Maximizing practice volume demands finding lower cost alternatives for seeing as many patients as possible, asserted Rockford Orthopaedic Associates’ CEO Don Schreiner, MBA. Mr. Schreiner noted that as the focus of health care shifts from procedure volume-based medicine to patient-management, the addition of nonphysician providers to a practice could lead to managing more patient volume with fewer surgeries.
“Physician assistants (PAs), nurse practitioners, or other physician ‘extenders’ can manage clinic needs,” he said, “enabling specialists to spend more time in the operating room.” He went on to discuss several of the issues groups face when considering whether to add nonphysician providers to a practice.
“Hiring guidelines are key to addressing patient allocation issues when not all physicians work with a PA,” he said. “Economic issues include allocations for revenue, direct costs, variable overhead, and fixed expenses.
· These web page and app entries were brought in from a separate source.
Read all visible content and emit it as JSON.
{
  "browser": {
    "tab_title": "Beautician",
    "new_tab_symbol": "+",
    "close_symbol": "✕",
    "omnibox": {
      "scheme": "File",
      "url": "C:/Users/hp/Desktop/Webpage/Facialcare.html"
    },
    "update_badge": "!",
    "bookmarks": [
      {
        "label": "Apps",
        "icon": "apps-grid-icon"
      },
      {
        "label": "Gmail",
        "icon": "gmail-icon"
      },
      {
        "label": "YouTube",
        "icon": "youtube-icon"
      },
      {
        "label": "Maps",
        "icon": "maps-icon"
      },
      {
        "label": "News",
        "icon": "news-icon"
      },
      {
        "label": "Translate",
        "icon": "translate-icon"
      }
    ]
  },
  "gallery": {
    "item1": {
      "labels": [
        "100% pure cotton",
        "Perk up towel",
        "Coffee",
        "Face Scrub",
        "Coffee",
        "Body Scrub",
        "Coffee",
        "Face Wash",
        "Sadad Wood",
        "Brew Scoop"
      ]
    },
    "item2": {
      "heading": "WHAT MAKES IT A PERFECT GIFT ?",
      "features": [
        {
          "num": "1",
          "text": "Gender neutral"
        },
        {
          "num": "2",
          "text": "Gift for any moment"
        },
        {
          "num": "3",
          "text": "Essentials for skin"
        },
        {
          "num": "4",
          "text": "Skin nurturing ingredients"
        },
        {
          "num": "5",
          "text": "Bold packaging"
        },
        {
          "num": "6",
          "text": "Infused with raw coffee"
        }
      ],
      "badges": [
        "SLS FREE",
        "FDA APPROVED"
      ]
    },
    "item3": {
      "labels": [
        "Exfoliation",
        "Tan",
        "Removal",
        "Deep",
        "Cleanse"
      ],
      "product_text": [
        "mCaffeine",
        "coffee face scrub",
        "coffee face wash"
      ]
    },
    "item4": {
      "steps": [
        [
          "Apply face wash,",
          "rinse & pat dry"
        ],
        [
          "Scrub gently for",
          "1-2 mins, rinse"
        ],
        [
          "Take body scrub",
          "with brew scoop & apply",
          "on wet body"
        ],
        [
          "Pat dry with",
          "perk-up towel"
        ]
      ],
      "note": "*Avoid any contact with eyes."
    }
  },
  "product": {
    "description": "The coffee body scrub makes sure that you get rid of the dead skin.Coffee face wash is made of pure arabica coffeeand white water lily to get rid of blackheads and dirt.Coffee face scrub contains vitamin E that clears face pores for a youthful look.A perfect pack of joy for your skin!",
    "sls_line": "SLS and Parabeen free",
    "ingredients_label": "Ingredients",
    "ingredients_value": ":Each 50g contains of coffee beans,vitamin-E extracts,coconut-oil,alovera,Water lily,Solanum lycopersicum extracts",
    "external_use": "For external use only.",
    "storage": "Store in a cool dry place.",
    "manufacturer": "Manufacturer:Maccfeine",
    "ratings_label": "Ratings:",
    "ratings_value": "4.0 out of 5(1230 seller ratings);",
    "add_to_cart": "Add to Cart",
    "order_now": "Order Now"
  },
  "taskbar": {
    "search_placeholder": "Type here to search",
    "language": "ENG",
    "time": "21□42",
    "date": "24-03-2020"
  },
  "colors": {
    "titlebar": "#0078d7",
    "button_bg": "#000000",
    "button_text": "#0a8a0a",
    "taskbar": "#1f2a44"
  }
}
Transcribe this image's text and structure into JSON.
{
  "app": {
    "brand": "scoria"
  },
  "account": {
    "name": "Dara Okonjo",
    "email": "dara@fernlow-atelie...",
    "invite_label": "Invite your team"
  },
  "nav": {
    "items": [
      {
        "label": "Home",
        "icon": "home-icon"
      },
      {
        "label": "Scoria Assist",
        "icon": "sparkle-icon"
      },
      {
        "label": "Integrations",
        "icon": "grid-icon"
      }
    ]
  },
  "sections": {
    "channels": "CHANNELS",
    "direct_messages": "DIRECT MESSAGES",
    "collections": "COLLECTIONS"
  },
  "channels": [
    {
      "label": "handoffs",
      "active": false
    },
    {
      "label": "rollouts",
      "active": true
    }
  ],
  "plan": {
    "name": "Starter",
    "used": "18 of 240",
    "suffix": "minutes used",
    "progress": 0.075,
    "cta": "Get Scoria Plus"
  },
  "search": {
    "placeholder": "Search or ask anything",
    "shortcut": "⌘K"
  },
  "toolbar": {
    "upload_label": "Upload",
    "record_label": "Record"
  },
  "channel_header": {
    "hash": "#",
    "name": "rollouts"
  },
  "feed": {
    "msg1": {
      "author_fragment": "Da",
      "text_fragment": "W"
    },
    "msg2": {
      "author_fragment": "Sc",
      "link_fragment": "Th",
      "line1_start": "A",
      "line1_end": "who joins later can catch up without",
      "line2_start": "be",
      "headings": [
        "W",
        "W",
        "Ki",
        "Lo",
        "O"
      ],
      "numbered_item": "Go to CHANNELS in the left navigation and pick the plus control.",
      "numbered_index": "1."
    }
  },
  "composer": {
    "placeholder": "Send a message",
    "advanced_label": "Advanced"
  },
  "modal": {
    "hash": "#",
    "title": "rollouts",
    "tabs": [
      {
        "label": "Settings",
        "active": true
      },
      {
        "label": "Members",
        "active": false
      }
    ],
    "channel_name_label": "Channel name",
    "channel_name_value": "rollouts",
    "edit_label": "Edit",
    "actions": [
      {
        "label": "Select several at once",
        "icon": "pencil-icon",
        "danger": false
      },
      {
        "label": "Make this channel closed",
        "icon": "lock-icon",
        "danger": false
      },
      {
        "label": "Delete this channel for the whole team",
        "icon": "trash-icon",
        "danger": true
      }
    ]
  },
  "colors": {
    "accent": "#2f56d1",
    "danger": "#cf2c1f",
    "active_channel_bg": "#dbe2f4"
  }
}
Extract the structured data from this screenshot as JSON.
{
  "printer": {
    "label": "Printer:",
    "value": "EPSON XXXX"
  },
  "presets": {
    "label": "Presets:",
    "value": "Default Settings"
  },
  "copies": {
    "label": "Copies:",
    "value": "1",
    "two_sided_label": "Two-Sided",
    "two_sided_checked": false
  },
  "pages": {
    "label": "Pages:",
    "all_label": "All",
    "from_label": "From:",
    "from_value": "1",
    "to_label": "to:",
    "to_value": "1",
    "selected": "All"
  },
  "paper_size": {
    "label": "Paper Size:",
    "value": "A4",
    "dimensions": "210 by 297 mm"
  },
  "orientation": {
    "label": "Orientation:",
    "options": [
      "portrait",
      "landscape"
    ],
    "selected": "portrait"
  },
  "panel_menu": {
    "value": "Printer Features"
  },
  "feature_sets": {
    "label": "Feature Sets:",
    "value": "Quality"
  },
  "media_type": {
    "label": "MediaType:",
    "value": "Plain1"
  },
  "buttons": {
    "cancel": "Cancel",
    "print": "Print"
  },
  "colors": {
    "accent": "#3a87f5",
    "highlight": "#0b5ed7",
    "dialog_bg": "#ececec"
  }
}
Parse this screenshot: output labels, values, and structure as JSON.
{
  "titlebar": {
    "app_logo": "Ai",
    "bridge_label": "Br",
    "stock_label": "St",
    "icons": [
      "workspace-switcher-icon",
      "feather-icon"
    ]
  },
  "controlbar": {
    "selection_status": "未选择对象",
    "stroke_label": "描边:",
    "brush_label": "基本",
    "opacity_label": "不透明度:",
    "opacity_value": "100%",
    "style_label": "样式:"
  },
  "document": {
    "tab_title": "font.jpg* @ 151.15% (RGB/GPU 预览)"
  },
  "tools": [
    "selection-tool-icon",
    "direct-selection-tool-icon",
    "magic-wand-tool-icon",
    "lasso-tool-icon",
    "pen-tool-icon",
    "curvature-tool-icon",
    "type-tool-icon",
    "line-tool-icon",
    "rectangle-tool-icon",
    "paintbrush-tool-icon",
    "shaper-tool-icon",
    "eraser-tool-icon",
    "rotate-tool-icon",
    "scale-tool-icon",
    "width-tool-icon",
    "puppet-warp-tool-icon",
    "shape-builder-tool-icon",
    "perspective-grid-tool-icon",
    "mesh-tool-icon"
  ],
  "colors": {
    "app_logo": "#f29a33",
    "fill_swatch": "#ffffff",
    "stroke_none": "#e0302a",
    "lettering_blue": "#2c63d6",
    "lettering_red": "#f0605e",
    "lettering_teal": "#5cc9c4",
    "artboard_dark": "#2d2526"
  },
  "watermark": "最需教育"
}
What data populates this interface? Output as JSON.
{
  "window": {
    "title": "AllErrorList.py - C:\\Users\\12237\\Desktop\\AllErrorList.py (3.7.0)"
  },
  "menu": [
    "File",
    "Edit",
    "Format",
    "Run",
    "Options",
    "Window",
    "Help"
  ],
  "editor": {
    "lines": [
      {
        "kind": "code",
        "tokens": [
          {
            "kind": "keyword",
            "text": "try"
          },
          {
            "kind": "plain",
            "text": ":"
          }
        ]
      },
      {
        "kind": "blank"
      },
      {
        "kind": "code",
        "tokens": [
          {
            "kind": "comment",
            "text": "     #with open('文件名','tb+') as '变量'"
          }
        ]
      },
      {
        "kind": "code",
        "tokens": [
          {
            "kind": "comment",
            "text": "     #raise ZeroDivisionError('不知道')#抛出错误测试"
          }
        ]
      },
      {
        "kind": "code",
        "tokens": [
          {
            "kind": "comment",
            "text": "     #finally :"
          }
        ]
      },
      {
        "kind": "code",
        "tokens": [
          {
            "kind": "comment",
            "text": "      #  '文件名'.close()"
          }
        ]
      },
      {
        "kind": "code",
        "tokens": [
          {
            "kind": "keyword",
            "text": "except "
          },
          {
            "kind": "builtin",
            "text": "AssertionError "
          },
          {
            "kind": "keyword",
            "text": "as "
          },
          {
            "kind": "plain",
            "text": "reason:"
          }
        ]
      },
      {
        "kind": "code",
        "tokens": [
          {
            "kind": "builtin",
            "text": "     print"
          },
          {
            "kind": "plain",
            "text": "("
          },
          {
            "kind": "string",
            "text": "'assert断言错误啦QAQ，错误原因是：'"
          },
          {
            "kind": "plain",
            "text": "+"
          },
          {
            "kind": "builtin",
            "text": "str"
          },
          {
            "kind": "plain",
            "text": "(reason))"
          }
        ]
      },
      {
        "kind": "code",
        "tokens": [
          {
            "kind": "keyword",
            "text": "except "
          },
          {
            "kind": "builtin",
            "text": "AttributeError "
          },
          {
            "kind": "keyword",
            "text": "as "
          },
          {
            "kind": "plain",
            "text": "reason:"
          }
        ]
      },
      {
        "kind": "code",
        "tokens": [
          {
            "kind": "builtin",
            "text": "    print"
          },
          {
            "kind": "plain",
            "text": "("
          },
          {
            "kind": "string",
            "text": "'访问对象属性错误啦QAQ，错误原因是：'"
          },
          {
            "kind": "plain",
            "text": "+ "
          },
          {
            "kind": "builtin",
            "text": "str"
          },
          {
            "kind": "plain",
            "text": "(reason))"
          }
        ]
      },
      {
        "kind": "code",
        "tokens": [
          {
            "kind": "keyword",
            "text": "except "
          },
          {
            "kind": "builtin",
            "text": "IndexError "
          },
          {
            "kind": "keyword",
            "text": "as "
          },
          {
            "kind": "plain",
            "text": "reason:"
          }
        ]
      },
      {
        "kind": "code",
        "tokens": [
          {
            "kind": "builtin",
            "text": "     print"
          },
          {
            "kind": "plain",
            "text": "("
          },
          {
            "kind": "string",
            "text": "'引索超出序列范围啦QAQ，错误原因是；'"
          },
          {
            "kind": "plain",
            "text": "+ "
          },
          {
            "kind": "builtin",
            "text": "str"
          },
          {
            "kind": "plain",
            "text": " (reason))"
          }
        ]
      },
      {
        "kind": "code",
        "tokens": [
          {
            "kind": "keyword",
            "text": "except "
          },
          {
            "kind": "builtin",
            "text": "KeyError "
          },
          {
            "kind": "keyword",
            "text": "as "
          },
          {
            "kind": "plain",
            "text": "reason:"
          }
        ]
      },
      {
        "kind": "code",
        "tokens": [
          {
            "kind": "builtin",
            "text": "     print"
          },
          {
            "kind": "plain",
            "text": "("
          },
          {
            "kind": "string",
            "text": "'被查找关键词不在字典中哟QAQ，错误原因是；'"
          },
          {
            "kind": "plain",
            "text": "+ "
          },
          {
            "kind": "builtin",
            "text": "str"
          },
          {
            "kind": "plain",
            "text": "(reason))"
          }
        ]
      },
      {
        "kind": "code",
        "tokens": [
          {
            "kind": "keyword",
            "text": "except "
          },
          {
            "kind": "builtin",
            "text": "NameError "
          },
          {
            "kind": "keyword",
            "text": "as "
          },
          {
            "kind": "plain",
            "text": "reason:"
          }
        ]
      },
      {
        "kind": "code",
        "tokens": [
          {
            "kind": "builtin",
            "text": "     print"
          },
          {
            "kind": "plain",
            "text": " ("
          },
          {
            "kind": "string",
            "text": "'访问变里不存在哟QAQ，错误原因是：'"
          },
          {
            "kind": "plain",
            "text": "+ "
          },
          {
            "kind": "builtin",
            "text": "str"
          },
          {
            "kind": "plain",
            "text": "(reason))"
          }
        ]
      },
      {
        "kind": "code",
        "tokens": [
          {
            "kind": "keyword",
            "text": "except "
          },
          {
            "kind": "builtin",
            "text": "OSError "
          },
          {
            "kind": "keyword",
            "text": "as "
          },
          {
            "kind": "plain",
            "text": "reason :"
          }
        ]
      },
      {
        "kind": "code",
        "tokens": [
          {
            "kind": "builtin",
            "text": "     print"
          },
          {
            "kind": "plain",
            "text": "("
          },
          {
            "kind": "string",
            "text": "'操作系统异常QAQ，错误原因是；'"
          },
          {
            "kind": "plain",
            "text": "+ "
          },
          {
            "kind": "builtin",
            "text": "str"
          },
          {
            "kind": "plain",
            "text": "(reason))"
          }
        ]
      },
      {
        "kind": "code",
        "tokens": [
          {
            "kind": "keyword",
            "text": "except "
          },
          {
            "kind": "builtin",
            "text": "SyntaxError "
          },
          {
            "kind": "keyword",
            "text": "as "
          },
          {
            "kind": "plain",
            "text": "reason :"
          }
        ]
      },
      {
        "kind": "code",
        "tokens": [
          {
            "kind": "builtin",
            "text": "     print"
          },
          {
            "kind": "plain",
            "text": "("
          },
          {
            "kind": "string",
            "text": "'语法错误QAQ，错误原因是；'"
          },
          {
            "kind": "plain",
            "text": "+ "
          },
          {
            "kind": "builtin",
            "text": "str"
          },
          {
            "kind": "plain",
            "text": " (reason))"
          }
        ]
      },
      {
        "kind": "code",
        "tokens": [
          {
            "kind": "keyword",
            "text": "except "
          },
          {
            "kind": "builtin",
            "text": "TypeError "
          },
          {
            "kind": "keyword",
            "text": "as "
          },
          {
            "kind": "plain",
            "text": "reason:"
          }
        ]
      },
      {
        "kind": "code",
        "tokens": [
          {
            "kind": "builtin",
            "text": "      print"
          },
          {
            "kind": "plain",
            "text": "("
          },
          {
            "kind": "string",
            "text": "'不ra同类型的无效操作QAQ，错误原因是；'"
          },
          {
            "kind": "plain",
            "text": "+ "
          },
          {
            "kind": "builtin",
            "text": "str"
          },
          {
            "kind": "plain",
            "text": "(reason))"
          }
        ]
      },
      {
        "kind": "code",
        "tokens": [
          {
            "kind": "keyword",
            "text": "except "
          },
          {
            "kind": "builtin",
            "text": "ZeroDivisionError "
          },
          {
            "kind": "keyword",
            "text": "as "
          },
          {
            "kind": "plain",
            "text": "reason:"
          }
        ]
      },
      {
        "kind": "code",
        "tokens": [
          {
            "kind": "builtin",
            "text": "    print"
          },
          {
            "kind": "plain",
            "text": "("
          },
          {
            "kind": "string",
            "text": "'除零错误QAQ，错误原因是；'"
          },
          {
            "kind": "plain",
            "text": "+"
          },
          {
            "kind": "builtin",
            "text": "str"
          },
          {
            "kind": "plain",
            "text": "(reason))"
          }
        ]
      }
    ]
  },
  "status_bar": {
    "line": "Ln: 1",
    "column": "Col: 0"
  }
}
Depending on the make-up of the group, corporate cost-sharing or subsidies may be needed.”
Physician extenders around the country are currently performing a variety of tasks (Table 1) and may take on additional roles in the future. “Extenders are the most cost-effective point of entry for patients,” said Mr. Schreiner, “and should have their own schedules and be responsible for their own patient satisfaction scores.”
Practices that employ PAs must address both governance and financial issues. For example, he suggested that PAs be in a departmental financial “pool” or cost center covering both revenues and expenses.
Under this model, the net income from the PAs can be shared, similar to an ancillary income source. In his experience, although the model worked well with trauma and hand, it did not work well with sports or joint practices.
“Physician ‘extenders’ are clearly the wave of the future,” he said, “enabling groups to provide more service and manage more patients at lower cost. “
Costs for PAs who staff an extended hours clinic should be excluded from the pool and recorded in the clinic cost center. “An urgent care or extended hours clinic is a practice benefit, and charges should be considered part of the general overhead,” he said.
Mr. Schreiner also noted that orthopaedic practices will need to pay attention to data management, possibly with a full-time data analytics staff. Practice management, clinical, outcomes, hospital, and episodic costs are among the data points that will need to be addressed.
Negotiating and contracting
“Negotiating,” said Mr. Schreiner, “is a process that attempts to satisfy or optimize the interests of all parties.” He advised focusing on the problem, not the people, and identifying common interests. “Don’t give ultimatums unless you truly will act on them,” he said. “Otherwise, you lose all credibility and bargaining positions.”
Understanding the other party’s value proposition is key to positioning a practice as the best choice to meet that proposition. “Identifying how you can meet their needs sets you apart and enables you to ask for what you need,” he said. However, he noted, “Payers and employers do not appear ready for risk-based or population management contracting. Orthopaedic practices will need to be patient and focus on gathering data and clinical information as they move toward these models.”
Mr. Schreiner identified the following ground rules as key points in any negotiation:
- Never negotiate lower rates than your largest commercial payer.
- Always include a 90-day termination clause “with or without cause.” This gives the practice the ability to force timely negotiations or to drop out if the payer changes the rules.
- Always insist on Medicare guidelines for payment.
- Specify Medicare at a fixed time (ie, the last quarter of 2014), rather than accepting current Medicare rates.
“Revenue sources are changing,” he concluded, “and the behaviors required to earn revenue will also need to change. Managing care will be as or more important than performing services. As a result, physicians will be well-positioned to lead the transformation of health care, because neither hospitals nor payers manage care.”
Information on the presenters’ potential conflicts of interest can be accessed electronically at www.aaos.org/disclosure
Frank B. Kelly, MD, cochaired the 2015 AAOS Now Forum. Mary Ann Porucznik is the managing editor of AAOS Now.